Each entry below must be repeated exactly, with pictures left out.

-- Data records follows --

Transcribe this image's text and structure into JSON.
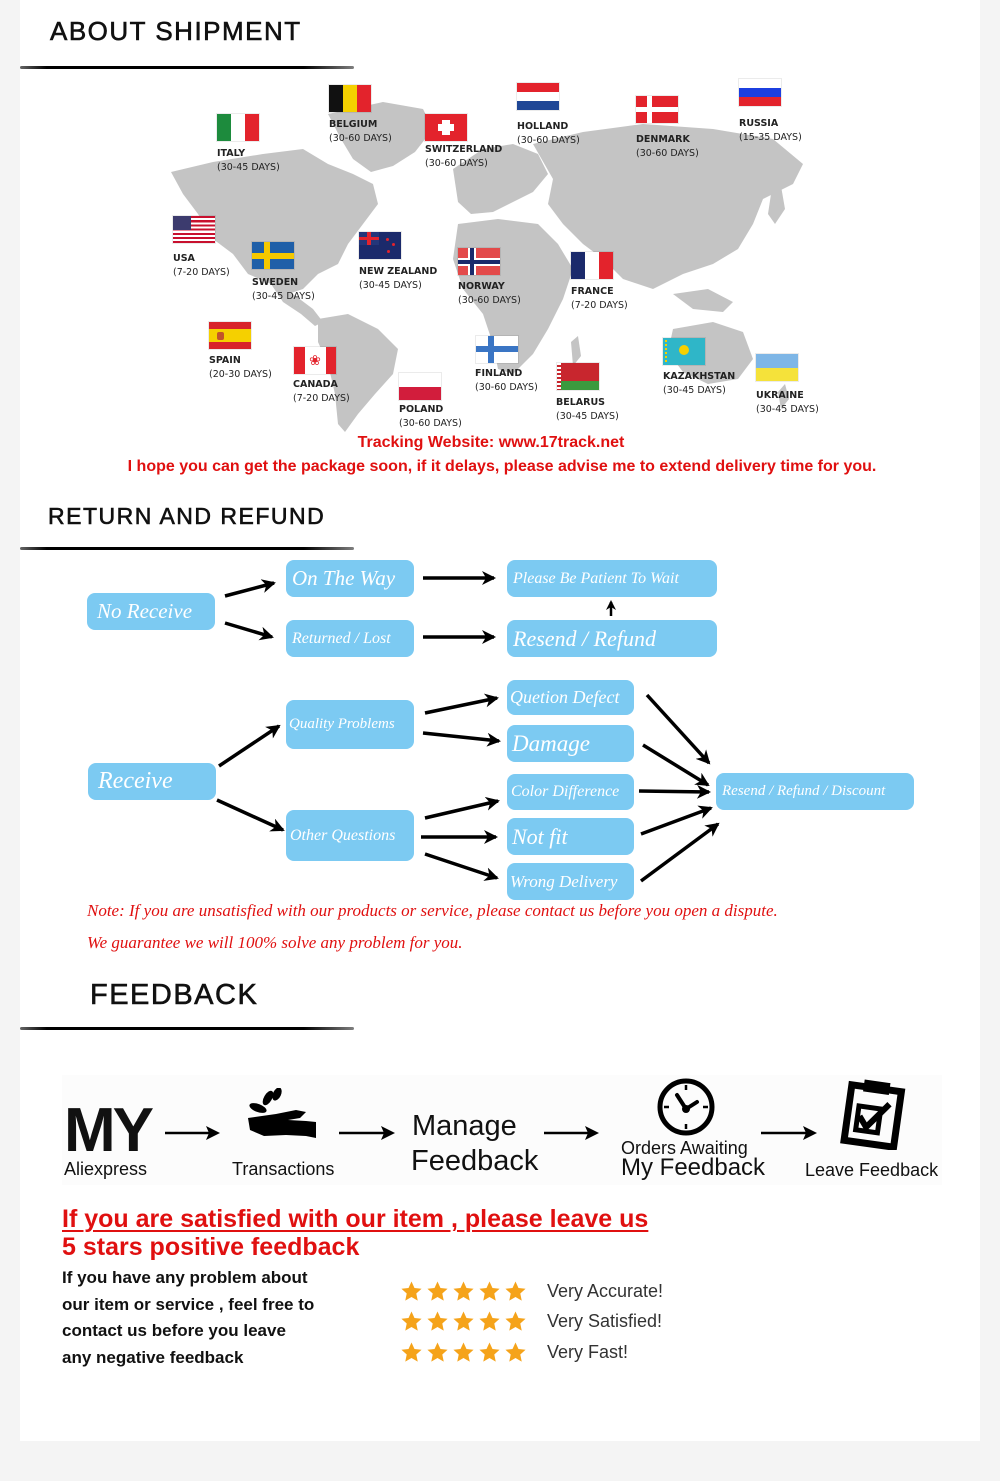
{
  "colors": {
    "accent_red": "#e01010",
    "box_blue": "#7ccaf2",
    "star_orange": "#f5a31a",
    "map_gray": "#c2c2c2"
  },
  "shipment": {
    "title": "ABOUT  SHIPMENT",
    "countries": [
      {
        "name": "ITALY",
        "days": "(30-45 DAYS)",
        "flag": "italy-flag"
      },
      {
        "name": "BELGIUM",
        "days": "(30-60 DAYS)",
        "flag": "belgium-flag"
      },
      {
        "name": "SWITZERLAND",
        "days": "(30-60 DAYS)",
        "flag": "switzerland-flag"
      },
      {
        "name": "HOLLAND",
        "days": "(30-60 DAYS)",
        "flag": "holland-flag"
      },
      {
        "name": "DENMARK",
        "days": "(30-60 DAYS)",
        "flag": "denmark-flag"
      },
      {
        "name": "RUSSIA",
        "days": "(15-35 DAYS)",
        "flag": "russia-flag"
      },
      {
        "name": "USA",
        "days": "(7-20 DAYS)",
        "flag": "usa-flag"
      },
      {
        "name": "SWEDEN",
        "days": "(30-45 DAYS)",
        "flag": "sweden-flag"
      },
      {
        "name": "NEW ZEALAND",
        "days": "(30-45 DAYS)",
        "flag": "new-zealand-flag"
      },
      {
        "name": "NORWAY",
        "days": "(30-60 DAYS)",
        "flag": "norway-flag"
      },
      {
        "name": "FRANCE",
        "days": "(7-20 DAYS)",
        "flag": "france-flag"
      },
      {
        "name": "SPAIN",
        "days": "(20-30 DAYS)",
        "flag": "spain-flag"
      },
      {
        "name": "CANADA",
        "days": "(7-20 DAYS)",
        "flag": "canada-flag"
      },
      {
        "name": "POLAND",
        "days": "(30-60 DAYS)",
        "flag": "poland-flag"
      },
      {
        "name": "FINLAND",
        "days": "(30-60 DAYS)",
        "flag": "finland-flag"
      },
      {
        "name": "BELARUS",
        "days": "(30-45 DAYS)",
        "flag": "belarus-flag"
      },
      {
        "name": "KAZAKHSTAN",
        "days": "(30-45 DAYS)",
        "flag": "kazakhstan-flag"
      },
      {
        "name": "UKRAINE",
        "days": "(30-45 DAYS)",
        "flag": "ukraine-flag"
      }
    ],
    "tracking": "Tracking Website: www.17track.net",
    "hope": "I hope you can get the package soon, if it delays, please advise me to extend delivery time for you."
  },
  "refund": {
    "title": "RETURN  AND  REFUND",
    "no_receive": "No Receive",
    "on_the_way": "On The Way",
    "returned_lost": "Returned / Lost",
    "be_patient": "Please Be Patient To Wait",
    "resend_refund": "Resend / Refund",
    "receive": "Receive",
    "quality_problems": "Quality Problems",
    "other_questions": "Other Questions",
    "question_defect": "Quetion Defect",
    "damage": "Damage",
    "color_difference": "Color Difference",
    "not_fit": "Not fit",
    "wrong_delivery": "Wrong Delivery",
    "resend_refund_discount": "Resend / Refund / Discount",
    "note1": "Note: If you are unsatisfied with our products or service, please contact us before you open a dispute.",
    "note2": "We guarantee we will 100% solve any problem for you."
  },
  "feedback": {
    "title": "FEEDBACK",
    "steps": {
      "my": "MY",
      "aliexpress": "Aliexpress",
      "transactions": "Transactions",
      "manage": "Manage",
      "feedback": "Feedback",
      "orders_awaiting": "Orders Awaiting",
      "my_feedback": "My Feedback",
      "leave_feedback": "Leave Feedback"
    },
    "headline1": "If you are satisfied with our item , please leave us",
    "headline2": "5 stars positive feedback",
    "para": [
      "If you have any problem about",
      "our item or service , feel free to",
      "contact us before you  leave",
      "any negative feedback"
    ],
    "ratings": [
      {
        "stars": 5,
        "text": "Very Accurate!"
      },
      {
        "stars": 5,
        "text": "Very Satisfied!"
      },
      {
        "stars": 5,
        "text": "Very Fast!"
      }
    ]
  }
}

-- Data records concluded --

*Solved exercise*:
Transcribe this image's text and structure into JSON.
{
  "colors": {
    "accent_red": "#e01010",
    "box_blue": "#7ccaf2",
    "star_orange": "#f5a31a",
    "map_gray": "#c2c2c2"
  },
  "shipment": {
    "title": "ABOUT  SHIPMENT",
    "countries": [
      {
        "name": "ITALY",
        "days": "(30-45 DAYS)",
        "flag": "italy-flag"
      },
      {
        "name": "BELGIUM",
        "days": "(30-60 DAYS)",
        "flag": "belgium-flag"
      },
      {
        "name": "SWITZERLAND",
        "days": "(30-60 DAYS)",
        "flag": "switzerland-flag"
      },
      {
        "name": "HOLLAND",
        "days": "(30-60 DAYS)",
        "flag": "holland-flag"
      },
      {
        "name": "DENMARK",
        "days": "(30-60 DAYS)",
        "flag": "denmark-flag"
      },
      {
        "name": "RUSSIA",
        "days": "(15-35 DAYS)",
        "flag": "russia-flag"
      },
      {
        "name": "USA",
        "days": "(7-20 DAYS)",
        "flag": "usa-flag"
      },
      {
        "name": "SWEDEN",
        "days": "(30-45 DAYS)",
        "flag": "sweden-flag"
      },
      {
        "name": "NEW ZEALAND",
        "days": "(30-45 DAYS)",
        "flag": "new-zealand-flag"
      },
      {
        "name": "NORWAY",
        "days": "(30-60 DAYS)",
        "flag": "norway-flag"
      },
      {
        "name": "FRANCE",
        "days": "(7-20 DAYS)",
        "flag": "france-flag"
      },
      {
        "name": "SPAIN",
        "days": "(20-30 DAYS)",
        "flag": "spain-flag"
      },
      {
        "name": "CANADA",
        "days": "(7-20 DAYS)",
        "flag": "canada-flag"
      },
      {
        "name": "POLAND",
        "days": "(30-60 DAYS)",
        "flag": "poland-flag"
      },
      {
        "name": "FINLAND",
        "days": "(30-60 DAYS)",
        "flag": "finland-flag"
      },
      {
        "name": "BELARUS",
        "days": "(30-45 DAYS)",
        "flag": "belarus-flag"
      },
      {
        "name": "KAZAKHSTAN",
        "days": "(30-45 DAYS)",
        "flag": "kazakhstan-flag"
      },
      {
        "name": "UKRAINE",
        "days": "(30-45 DAYS)",
        "flag": "ukraine-flag"
      }
    ],
    "tracking": "Tracking Website: www.17track.net",
    "hope": "I hope you can get the package soon, if it delays, please advise me to extend delivery time for you."
  },
  "refund": {
    "title": "RETURN  AND  REFUND",
    "no_receive": "No Receive",
    "on_the_way": "On The Way",
    "returned_lost": "Returned / Lost",
    "be_patient": "Please Be Patient To Wait",
    "resend_refund": "Resend / Refund",
    "receive": "Receive",
    "quality_problems": "Quality Problems",
    "other_questions": "Other Questions",
    "question_defect": "Quetion Defect",
    "damage": "Damage",
    "color_difference": "Color Difference",
    "not_fit": "Not fit",
    "wrong_delivery": "Wrong Delivery",
    "resend_refund_discount": "Resend / Refund / Discount",
    "note1": "Note: If you are unsatisfied with our products or service, please contact us before you open a dispute.",
    "note2": "We guarantee we will 100% solve any problem for you."
  },
  "feedback": {
    "title": "FEEDBACK",
    "steps": {
      "my": "MY",
      "aliexpress": "Aliexpress",
      "transactions": "Transactions",
      "manage": "Manage",
      "feedback": "Feedback",
      "orders_awaiting": "Orders Awaiting",
      "my_feedback": "My Feedback",
      "leave_feedback": "Leave Feedback"
    },
    "headline1": "If you are satisfied with our item , please leave us",
    "headline2": "5 stars positive feedback",
    "para": [
      "If you have any problem about",
      "our item or service , feel free to",
      "contact us before you  leave",
      "any negative feedback"
    ],
    "ratings": [
      {
        "stars": 5,
        "text": "Very Accurate!"
      },
      {
        "stars": 5,
        "text": "Very Satisfied!"
      },
      {
        "stars": 5,
        "text": "Very Fast!"
      }
    ]
  }
}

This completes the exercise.